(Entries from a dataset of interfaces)
● ● ● ● ● ● ●

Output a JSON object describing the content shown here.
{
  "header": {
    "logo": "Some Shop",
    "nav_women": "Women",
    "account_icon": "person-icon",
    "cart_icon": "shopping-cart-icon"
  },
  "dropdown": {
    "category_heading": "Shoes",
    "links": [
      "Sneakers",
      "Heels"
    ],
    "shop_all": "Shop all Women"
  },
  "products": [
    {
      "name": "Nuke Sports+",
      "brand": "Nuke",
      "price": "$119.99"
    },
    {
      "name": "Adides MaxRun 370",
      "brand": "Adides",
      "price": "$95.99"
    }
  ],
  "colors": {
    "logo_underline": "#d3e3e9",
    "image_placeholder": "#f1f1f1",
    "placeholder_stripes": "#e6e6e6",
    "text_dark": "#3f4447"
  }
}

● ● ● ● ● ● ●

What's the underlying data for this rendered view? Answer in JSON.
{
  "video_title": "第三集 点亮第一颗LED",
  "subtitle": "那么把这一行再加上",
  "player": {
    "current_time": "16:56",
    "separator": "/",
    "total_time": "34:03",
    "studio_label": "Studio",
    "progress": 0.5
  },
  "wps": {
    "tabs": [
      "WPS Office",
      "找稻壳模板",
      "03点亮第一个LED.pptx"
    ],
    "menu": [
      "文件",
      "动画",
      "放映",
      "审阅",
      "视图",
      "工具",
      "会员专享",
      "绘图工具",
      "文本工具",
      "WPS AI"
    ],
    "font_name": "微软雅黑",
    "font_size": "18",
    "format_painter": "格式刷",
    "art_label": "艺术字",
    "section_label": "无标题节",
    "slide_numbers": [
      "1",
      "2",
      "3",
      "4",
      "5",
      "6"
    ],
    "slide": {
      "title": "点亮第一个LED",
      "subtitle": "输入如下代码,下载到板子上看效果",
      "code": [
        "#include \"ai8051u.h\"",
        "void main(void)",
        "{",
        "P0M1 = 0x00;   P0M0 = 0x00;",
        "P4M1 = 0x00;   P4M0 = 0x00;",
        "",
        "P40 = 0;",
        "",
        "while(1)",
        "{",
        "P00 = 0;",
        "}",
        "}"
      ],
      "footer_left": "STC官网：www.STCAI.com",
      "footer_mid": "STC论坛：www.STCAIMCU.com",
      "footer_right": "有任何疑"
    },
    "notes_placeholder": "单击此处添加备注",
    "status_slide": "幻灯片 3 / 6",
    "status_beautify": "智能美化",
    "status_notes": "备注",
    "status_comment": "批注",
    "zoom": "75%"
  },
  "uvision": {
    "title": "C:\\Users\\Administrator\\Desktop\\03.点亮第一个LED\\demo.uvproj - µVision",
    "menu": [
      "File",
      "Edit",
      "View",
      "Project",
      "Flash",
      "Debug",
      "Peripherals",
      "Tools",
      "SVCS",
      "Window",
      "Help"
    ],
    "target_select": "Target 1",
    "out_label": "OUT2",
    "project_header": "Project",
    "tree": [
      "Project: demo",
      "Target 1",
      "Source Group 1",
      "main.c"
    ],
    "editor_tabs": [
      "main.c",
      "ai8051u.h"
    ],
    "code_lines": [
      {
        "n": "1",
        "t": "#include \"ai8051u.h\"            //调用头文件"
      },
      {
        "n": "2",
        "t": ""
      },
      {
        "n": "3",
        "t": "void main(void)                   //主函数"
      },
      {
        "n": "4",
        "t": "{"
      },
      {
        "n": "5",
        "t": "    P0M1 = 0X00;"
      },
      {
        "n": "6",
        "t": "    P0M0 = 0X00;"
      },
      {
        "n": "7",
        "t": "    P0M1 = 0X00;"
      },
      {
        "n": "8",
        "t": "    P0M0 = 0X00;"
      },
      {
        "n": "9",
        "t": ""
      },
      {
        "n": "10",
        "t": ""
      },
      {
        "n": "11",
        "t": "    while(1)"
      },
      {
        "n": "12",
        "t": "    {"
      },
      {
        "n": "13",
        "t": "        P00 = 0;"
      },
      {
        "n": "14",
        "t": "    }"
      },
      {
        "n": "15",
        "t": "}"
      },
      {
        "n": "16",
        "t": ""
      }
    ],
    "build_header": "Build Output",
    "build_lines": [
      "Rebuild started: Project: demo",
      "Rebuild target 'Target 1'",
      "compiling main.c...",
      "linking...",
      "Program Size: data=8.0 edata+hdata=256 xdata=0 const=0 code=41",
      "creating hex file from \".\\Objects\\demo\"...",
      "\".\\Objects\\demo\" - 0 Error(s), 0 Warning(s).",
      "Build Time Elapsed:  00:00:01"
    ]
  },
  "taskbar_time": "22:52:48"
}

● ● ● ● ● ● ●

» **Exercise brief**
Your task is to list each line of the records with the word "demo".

» **Reply to the task**
    "title": "C:\\Users\\Administrator\\Desktop\\03.点亮第一个LED\\demo.uvproj - µVision",
      "Project: demo",
      "Rebuild started: Project: demo",
      "creating hex file from \".\\Objects\\demo\"...",
      "\".\\Objects\\demo\" - 0 Error(s), 0 Warning(s).",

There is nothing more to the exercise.